The Anti-social Behaviour, Crime and Policing Act 2014 was launched on Monday 20th October 2014. The Statutory Guidance for frontline professionals identifies the Commissioner’s role in respect of Community Triggers:
Role of the Police and Crime Commissioner (PCC): The local PCC must be consulted on the Community Trigger procedure when it is set up, and must also be consulted whenever the procedure is reviewed. Depending on how the local council areas are arranged for the purposes of the Community Trigger, there may be a number of different procedures in one police force area. Arrangements may be made for the PCC to be directly involved in the Community Trigger, for example by:
- auditing case reviews;
- providing a route for victims to query the decision on whether the threshold was met or the way a Community Trigger review was carried out; or
- monitoring use of the Community Trigger to identify any learning and best practice.
The Commissioner is very keen that he is involved in any appeal process which is outlined below:
Should the ASB victim(s) be not content with the outcome of a case review, a community trigger may only be escalated to the Commissioner’s office where one of the following measures is satisfied:
- The community trigger review has failed to consider a relevant process, policy or protocol;
- The community trigger review has failed to consider relevant factual information.
The role of the Office of the Police and Crime Commissioner will be to consider due process and ensure that the Community Safety Partnership has properly and effectively undertaken a review. In considering a community trigger escalation the Office of the Police and Crime Commissioner can either:
- Uphold the appeal and refer the case back to the Community Safety Partnership asking them to consider a particular process, policy or protocol not previously considered;
- Determine that the Community Safety Partnership has reviewed the case, considering all relevant policies, process and protocols satisfactory in line with its Community Trigger Procedure.
A community trigger review cannot be escalated where a complainant is dissatisfied that a particular agency has not utilised a particular enforcement tool and where it has been established through the review that appropriate consideration has been given to the use of that tool but, having consideration of the facts and relevant protocols, that agency has determined that it would not be appropriate to utilise the enforcement tool.
The appeal process will essentially be a desk top review and will not involve hearings or meetings with victims although the Commissioner may consider meeting with victims in exceptional circumstances. The Commissioner’s appeal process will be subject to periodic review to ensure that victims interests are adequately considered.

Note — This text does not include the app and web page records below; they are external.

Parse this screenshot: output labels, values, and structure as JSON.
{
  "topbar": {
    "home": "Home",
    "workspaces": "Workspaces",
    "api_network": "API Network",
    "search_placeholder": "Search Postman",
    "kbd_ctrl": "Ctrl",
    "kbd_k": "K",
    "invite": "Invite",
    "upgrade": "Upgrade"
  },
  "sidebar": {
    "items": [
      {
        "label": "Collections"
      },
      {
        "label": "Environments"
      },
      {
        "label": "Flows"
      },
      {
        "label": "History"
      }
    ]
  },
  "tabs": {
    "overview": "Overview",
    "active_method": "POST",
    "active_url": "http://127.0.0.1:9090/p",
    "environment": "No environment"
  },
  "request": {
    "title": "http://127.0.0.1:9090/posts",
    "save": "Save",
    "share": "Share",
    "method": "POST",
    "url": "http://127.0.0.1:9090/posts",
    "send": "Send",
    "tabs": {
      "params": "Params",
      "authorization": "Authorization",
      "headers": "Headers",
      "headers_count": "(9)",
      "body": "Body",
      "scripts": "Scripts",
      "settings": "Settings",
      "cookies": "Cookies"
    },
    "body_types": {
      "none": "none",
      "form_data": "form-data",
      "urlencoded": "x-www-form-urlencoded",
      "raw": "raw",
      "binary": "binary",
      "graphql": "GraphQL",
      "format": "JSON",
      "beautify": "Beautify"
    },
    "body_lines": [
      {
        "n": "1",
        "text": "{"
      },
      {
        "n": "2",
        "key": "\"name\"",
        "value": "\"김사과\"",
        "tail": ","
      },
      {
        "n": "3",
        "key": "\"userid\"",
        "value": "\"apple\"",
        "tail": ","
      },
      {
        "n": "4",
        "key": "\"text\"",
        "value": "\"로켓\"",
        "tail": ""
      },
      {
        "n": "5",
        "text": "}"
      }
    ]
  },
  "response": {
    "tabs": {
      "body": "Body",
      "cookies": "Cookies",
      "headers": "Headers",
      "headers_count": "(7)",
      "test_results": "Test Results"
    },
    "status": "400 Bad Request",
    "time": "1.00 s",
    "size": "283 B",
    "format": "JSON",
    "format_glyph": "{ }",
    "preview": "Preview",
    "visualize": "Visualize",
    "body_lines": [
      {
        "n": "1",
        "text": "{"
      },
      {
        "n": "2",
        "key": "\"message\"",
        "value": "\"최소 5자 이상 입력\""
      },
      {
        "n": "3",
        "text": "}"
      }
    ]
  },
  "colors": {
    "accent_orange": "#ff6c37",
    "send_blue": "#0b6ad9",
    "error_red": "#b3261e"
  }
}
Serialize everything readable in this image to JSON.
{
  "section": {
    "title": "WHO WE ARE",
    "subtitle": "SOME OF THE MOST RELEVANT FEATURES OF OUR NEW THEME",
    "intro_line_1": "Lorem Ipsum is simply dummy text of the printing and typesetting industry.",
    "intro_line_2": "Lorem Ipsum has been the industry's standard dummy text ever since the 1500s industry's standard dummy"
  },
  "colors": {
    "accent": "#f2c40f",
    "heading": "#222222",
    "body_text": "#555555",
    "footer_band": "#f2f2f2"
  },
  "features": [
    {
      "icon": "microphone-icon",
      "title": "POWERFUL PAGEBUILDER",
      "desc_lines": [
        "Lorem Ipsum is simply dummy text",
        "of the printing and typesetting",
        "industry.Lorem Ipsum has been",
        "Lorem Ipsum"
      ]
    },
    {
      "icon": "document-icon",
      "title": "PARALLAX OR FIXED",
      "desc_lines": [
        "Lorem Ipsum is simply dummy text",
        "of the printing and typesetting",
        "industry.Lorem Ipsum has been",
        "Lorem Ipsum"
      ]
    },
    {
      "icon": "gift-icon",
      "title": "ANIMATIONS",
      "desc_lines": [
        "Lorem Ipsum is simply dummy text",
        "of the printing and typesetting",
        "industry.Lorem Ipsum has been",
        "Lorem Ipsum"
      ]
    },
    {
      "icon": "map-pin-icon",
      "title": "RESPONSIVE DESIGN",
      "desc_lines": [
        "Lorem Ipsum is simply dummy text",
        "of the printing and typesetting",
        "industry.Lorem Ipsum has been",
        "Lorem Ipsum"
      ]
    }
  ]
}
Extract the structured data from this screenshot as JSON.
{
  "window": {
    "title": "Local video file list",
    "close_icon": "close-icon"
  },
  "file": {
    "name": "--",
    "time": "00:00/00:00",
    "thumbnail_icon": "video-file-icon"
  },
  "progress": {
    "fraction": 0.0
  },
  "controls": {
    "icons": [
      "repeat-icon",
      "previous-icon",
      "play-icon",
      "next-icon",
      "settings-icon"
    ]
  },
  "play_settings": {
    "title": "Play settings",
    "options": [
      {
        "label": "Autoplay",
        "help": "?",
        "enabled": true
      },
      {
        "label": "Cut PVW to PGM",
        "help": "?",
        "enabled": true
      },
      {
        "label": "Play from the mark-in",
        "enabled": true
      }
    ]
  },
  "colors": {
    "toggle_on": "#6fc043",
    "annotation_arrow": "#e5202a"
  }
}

Should the victim wish to invoke the Appeal procedure this should be done through the relevant local Community Safety Partnership (CSP) and details of these will be given when a review is initiated. The relevant CSP will make the referral to the Commissioner’s Office submitting all relevant paperwork together with the grounds for the appeal (i.e. why measures 1 or 2 or both have not been met). The Commissioner’s office will undertake the appeal and let the victim(s) know the outcome (either 1 or 2 above) as soon as possible.